(Adds portfolio manager quote, updates prices)
* TSX down 126.4 points, or 0.94 percent, to 13,356.22
* Nine of TSX’s 10 main groups lower
By Fergal Smith
TORONTO, Nov 10 (Reuters) - Canada’s main stock index retreated after weak Chinese inflation data added to concern about the outlook for global growth, putting pressure on energy and materials stocks.
And Valeant Pharmaceuticals Inc fell more than 5 percent after chief executive Mike Pearson said that cutting ties with a controversial specialty pharmacy would hurt Valeant’s dermatology business in the short term.
At 11:13 am ET (1613 GMT), the Toronto Stock Exchange’s S&P/TSX composite index fell 126.4 points, or 0.94 percent, to 13,356.22.
Of the index’s 10 main groups, nine were in negative territory.
The energy group retreated 0.9 percent despite a bounce in crude oil.
A report by the U.S. IEA said oil was unlikely to return to $80 a barrel before the end of the decade, despite cuts in investment, as annual demand growth struggles to top 1 million barrels per day.
“That adds to the overall negative mood for the TSX, said Shailesh Kshatriya, director for Canadian strategies at Russell Investments Canada. “The oversupply story, they don’t expect that to go away any time soon.”

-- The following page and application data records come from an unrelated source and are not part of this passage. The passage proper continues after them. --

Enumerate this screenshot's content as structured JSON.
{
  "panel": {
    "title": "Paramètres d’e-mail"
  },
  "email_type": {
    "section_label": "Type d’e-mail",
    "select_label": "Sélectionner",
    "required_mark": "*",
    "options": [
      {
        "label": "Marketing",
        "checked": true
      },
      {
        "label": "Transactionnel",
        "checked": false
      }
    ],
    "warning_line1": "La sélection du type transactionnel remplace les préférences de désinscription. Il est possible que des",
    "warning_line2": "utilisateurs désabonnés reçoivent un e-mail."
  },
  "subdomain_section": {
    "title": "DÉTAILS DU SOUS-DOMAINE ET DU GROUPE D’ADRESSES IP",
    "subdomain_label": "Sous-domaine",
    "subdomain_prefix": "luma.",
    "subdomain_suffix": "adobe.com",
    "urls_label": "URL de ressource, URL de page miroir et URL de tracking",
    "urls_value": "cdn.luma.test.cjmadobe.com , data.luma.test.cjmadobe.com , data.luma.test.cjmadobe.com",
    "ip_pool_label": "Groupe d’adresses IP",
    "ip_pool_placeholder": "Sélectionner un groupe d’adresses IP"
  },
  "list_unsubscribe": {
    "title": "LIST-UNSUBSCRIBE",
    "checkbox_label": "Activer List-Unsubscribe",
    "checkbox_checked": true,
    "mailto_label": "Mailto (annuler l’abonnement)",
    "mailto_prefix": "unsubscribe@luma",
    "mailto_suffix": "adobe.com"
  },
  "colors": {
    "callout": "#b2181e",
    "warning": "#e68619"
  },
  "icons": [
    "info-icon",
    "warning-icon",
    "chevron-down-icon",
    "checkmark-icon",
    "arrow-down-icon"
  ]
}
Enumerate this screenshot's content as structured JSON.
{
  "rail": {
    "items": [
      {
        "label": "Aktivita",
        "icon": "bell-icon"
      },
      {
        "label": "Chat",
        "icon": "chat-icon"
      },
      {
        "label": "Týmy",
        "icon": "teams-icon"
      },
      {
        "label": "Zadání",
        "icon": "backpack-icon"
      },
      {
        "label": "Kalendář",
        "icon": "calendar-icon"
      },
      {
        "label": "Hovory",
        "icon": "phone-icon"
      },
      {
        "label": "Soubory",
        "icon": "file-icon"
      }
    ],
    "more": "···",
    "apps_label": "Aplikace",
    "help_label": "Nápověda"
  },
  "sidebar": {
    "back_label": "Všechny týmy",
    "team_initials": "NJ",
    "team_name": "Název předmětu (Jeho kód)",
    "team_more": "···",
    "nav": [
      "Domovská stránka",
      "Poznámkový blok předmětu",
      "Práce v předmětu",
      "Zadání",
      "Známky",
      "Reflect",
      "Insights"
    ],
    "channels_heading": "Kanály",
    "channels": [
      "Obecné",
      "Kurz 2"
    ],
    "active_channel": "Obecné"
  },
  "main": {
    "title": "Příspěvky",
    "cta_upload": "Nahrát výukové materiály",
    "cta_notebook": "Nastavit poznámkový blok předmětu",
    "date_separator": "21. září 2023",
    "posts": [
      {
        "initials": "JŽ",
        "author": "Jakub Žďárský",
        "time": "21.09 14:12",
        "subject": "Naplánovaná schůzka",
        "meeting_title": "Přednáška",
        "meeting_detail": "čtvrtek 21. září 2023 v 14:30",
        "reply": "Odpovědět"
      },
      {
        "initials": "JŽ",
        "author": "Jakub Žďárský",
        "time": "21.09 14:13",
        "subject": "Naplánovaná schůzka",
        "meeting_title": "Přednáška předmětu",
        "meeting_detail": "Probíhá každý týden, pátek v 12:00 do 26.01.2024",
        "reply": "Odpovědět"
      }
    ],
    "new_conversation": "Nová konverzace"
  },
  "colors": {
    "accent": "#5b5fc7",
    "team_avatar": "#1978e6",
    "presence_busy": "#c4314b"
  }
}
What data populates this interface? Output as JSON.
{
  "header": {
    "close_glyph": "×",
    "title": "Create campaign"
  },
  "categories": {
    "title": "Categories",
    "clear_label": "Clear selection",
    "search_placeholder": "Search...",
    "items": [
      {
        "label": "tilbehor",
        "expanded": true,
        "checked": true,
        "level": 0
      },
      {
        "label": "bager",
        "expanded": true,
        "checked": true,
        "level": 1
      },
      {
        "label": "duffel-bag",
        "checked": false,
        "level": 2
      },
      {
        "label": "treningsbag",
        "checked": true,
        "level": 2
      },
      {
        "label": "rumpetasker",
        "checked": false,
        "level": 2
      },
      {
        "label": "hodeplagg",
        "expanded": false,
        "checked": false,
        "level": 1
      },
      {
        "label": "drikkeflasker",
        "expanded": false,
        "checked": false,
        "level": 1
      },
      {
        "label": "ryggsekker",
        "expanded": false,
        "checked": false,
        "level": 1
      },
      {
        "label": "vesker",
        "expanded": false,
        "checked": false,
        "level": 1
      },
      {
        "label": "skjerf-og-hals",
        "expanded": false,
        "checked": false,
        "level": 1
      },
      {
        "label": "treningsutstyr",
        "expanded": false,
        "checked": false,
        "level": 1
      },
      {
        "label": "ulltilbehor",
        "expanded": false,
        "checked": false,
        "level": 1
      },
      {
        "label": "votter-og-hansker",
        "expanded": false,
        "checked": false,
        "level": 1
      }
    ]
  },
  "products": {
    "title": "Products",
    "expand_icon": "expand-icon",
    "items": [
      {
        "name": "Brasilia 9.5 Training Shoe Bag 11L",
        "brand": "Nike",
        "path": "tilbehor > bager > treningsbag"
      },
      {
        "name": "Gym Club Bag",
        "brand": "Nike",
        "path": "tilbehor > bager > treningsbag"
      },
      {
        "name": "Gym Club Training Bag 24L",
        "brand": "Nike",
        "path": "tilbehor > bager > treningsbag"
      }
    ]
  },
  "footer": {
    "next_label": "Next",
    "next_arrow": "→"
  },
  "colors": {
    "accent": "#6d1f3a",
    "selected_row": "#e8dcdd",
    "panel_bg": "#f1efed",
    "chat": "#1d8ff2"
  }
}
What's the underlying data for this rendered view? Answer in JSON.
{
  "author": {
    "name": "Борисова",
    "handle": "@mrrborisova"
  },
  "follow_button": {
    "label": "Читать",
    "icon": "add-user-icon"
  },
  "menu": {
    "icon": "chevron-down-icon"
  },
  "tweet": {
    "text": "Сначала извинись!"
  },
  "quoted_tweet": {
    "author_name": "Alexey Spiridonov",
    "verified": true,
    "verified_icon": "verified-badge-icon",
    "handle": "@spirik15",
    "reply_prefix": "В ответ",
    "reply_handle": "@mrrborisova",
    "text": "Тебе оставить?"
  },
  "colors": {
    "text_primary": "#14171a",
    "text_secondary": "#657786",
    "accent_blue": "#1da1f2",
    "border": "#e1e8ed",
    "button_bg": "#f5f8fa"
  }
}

Brookfield Asset Management rose 1.6 percent after its offer for Australian stevedoring and rail company Asciano Ltd was narrowly eclipsed by a rival offer from Qube Holdings Ltd.
The materials group retreated 1.5 percent, under pressure from weakness in base and precious metal prices, while the financials group fell 0.4 percent.
Adding to the negative backdrop for energy stocks, the U.S. rejection last week of the Keystone XL pipeline has given oxygen to green groups that focus on keeping the most carbon-intensive fossil fuels in the ground before they even are burned.
U.S. crude prices were up 1.5 percent to $44.53 a barrel, while Brent crude added 0.8 percent to $47.58.
Gold futures fell 0.2 percent to $1,085.7 an ounce.
Copper prices declined 0.8 percent to $4,923 a tonne. (Reporting by Fergal Smith; editing by Grant McCool)